The Science Of Scientific Writing    Set 9    Set 9-Analysis mapsSecond pageExampleExercise 1Exercise 2Exercise 3Exercise 4Exercise 5Refinement RevisitedRabbit RuleHolding Hands RuleExercise 6Inference objectionsExercise 7Exercise 8 Final.

Course Home

OVERVIEW: The way to well-written science

How to do the Course


PART I: Paragraphs and Sentences

SET A: Paragraphs: The Maps Behind Them

SET B: Paragraphs: Using Maps to Meet Readers' Expectations

SET C: Paragraphs with Something Extra: Points and Tails

SET D: The Generic Section: Expectations and Maps as Blueprints

SET E: Scientific Sections: The Methods and Results

SET F: Scientific Sections: The Discussion

SET G : Scientific Sections: The Introduction

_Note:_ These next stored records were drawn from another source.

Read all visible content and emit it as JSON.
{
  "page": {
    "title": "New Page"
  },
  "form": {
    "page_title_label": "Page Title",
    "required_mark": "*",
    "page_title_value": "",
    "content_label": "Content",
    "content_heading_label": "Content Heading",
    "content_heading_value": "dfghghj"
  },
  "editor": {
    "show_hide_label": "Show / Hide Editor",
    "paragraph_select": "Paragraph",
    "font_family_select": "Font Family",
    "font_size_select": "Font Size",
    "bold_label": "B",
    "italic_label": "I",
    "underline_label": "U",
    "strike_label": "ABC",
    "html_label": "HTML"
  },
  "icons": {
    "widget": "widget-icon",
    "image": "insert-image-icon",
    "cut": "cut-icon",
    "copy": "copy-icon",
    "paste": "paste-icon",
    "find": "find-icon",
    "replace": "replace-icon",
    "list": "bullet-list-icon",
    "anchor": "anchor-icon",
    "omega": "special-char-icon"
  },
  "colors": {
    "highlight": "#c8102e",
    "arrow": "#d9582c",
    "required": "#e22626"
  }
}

SET H : Sentences

SET I : The Paper as a Whole



PART II: The Paper and its Sections


SET 1: Argument Parts

SET 2: Indicator Words

SET 3: Refining Claims

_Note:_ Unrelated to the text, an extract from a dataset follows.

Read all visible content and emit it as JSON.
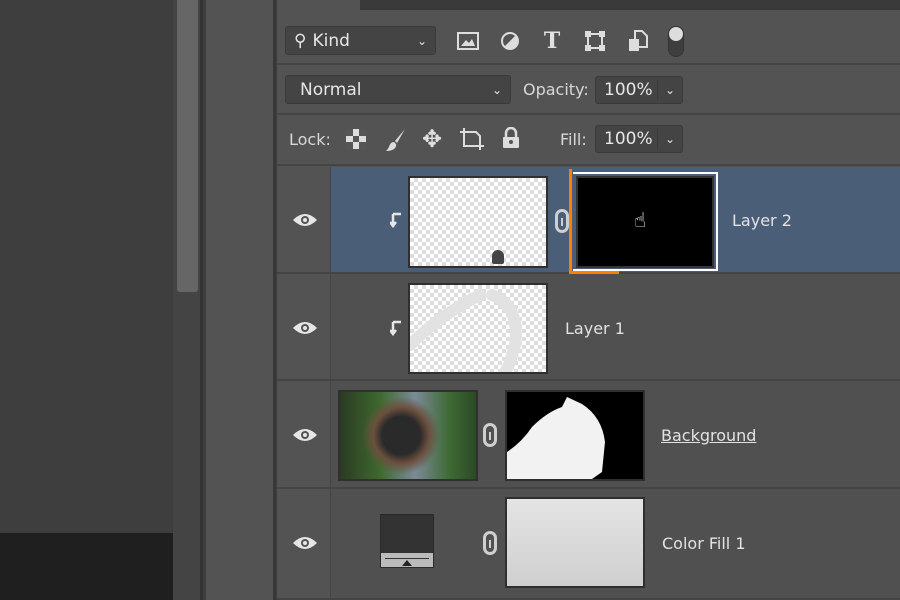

SET 4: Locating Arguments in Prose

SET 5: Rationale's Essay Planner

SET 6: Evidence in Arguments: Basis Boxes

SET 7: Assessing

SET 8: More on Assessing

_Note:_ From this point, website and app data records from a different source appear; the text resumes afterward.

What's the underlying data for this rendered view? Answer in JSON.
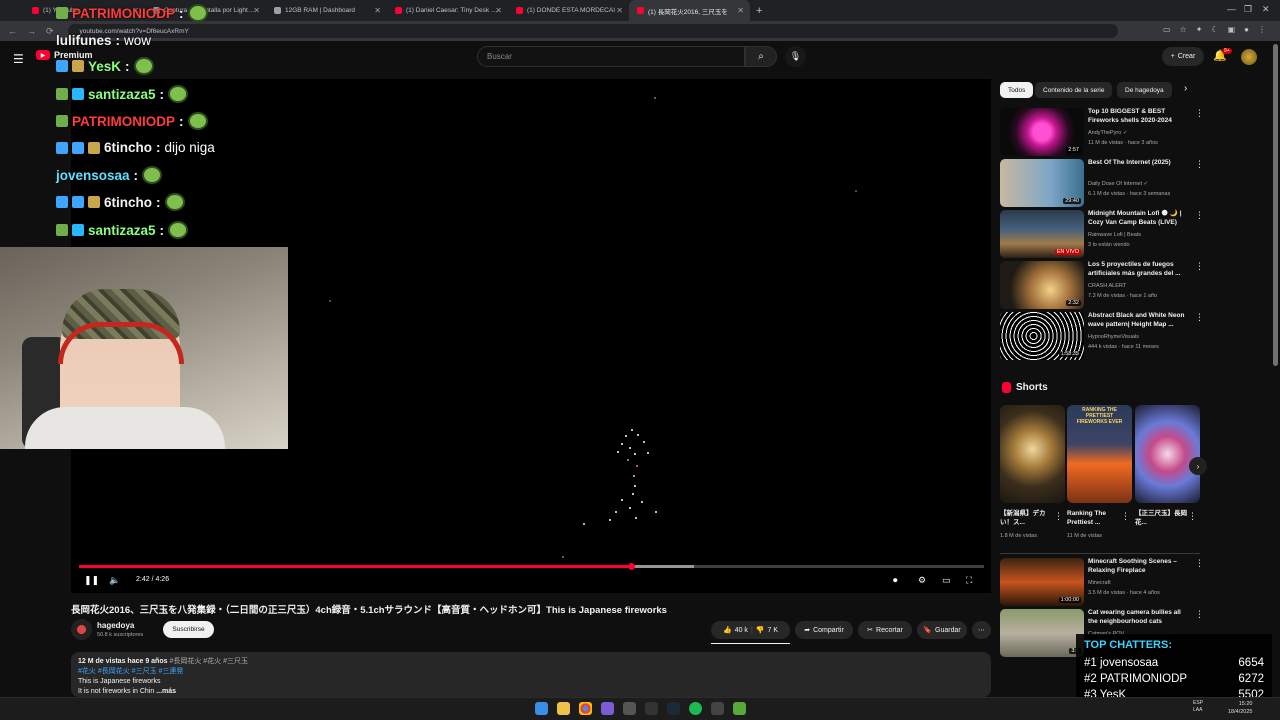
{
  "browser": {
    "tabs": [
      {
        "title": "(1) YouTube",
        "favicon": "youtube",
        "active": false
      },
      {
        "title": "Captura de pantalla por Lightshot",
        "favicon": "generic",
        "active": false
      },
      {
        "title": "12GB RAM | Dashboard",
        "favicon": "generic",
        "active": false
      },
      {
        "title": "(1) Daniel Caesar: Tiny Desk Con",
        "favicon": "youtube",
        "active": false
      },
      {
        "title": "(1) DONDE ESTA MORDECAI",
        "favicon": "youtube",
        "active": false
      },
      {
        "title": "(1) 長岡花火2016, 三尺玉を",
        "favicon": "youtube",
        "active": true
      }
    ],
    "url": "youtube.com/watch?v=Df6eucAxRmY"
  },
  "header": {
    "logo_label": "Premium",
    "logo_region": "AR",
    "search_placeholder": "Buscar",
    "create_label": "Crear",
    "notifications_count": "9+"
  },
  "player": {
    "time_current": "2:42",
    "time_total": "4:26",
    "time_display": "2:42 / 4:26",
    "played_fraction": 0.61,
    "loaded_fraction": 0.68,
    "accent": "#ff0033"
  },
  "chat_overlay": [
    {
      "user": "PATRIMONIODP",
      "color": "#ff3b3b",
      "message": "",
      "badges": [
        "hat"
      ]
    },
    {
      "user": "lulifunes",
      "color": "#f1f1f1",
      "message": "wow",
      "badges": []
    },
    {
      "user": "YesK",
      "color": "#8cff80",
      "message": "",
      "badges": [
        "sword",
        "gear"
      ]
    },
    {
      "user": "santizaza5",
      "color": "#8cff80",
      "message": "",
      "badges": [
        "hat",
        "cube"
      ]
    },
    {
      "user": "PATRIMONIODP",
      "color": "#ff3b3b",
      "message": "",
      "badges": [
        "hat"
      ]
    },
    {
      "user": "6tincho",
      "color": "#f1f1f1",
      "message": "dijo niga",
      "badges": [
        "sword",
        "qr",
        "coin"
      ]
    },
    {
      "user": "jovensosaa",
      "color": "#5fe0ff",
      "message": "",
      "badges": []
    },
    {
      "user": "6tincho",
      "color": "#f1f1f1",
      "message": "",
      "badges": [
        "sword",
        "qr",
        "coin"
      ]
    },
    {
      "user": "santizaza5",
      "color": "#8cff80",
      "message": "",
      "badges": [
        "hat",
        "cube"
      ]
    }
  ],
  "video": {
    "title": "長岡花火2016、三尺玉を八発集録・（二日間の正三尺玉）4ch録音・5.1chサラウンド【高音質・ヘッドホン可】This is Japanese fireworks",
    "channel": "hagedoya",
    "subscribers": "50.8 k suscriptores",
    "subscribe_label": "Suscribirse",
    "likes": "40 k",
    "dislikes": "7 K",
    "share_label": "Compartir",
    "clip_label": "Recortar",
    "save_label": "Guardar",
    "description": {
      "meta": "12 M de vistas  hace 9 años",
      "tags_line1": "#長岡花火 #花火 #三尺玉",
      "tags_line2": "#花火 #長岡花火 #三尺玉 #三連発",
      "line3": "This is Japanese fireworks",
      "line4": "It is not fireworks in Chin",
      "more": "...más"
    }
  },
  "sidebar": {
    "chips": [
      "Todos",
      "Contenido de la serie",
      "De hagedoya"
    ],
    "recommendations": [
      {
        "title": "Top 10 BIGGEST & BEST Fireworks shells 2020-2024",
        "channel": "AndyThePyro",
        "meta": "11 M de vistas · hace 3 años",
        "duration": "2:57",
        "verified": true
      },
      {
        "title": "Best Of The Internet (2025)",
        "channel": "Daily Dose Of Internet",
        "meta": "6.1 M de vistas · hace 3 semanas",
        "duration": "29:40",
        "verified": true
      },
      {
        "title": "Midnight Mountain Lofi 🌑 🌙 | Cozy Van Camp Beats (LIVE)",
        "channel": "Rainwave Lofi | Beats",
        "meta": "3 lo están viendo",
        "duration": "EN VIVO",
        "verified": false
      },
      {
        "title": "Los 5 proyectiles de fuegos artificiales más grandes del ...",
        "channel": "CRASH ALERT",
        "meta": "7.3 M de vistas · hace 1 año",
        "duration": "2:32",
        "verified": false
      },
      {
        "title": "Abstract Black and White Neon wave pattern| Height Map ...",
        "channel": "HypnoRhymeVisuals",
        "meta": "444 k vistas · hace 11 meses",
        "duration": "1:58:35",
        "verified": false
      }
    ],
    "shorts_title": "Shorts",
    "shorts": [
      {
        "title": "【新潟県】デカい！ス...",
        "views": "1.8 M de vistas",
        "overlay": ""
      },
      {
        "title": "Ranking The Prettiest ...",
        "views": "11 M de vistas",
        "overlay": "RANKING THE PRETTIEST FIREWORKS EVER"
      },
      {
        "title": "【正三尺玉】長岡花...",
        "views": "",
        "overlay": ""
      }
    ],
    "more_recs": [
      {
        "title": "Minecraft Soothing Scenes – Relaxing Fireplace",
        "channel": "Minecraft",
        "meta": "3.5 M de vistas · hace 4 años",
        "duration": "1:00:00"
      },
      {
        "title": "Cat wearing camera bullies all the neighbourhood cats",
        "channel": "Catman's POV",
        "meta": "",
        "duration": "3:2"
      }
    ]
  },
  "top_chatters": {
    "title": "TOP CHATTERS:",
    "rows": [
      {
        "rank": "#1",
        "name": "jovensosaa",
        "count": "6654"
      },
      {
        "rank": "#2",
        "name": "PATRIMONIODP",
        "count": "6272"
      },
      {
        "rank": "#3",
        "name": "YesK",
        "count": "5502"
      }
    ]
  },
  "taskbar": {
    "lang_line1": "ESP",
    "lang_line2": "LAA",
    "time": "15:20",
    "date": "18/4/2025"
  }
}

SET 9: Analysis Maps

SET 10: Assessing Again

Synthesis 1: Position-Early Paragraphs

Synthesis 2: Position-Final Paragraphs

Synthesis 3: Writing a Discussion I

Synthesis 4: Writing a Discussion II

Of course, it isn't only reasons that contain hidden assumptions.  Here's an objection for you to work with.

Exercise 5

1. Create an Analysis map that shows the hidden premise in this argument:

One might conclude that Macbeth was evil, however he was respected by others.

Drag and drop sections of the above text onto the workspace to proceed.  This works with any version of Rationale.


  • Drag the relevant portions of the text onto the workspace to make claim boxes

  • Remember to refine the claims according to the rules you learnt back in set 4

  • You have two choices:
    • Either connect the boxes first, then select 'Analysis' in the 'Change' section of the ribbon pane, then use the 'Box' button to turn the automatically generated reason into an objection
    • Or use the 'Box' button to turn the main claim red to show it is an objection, then use the 'Analysis' button to turn it into an analysis box, then connect up your map.
  • Add a new claim box to show the hidden assumption: make sure you drag this into the existing objection area

  • Work out what belongs in this new claim box by looking for key words that appear in the position and the main claim, but not in both

2. Check your work against the model.



Content of this page drawn in whole or part from the Austhink Rationale Exercises with permission from Austhink.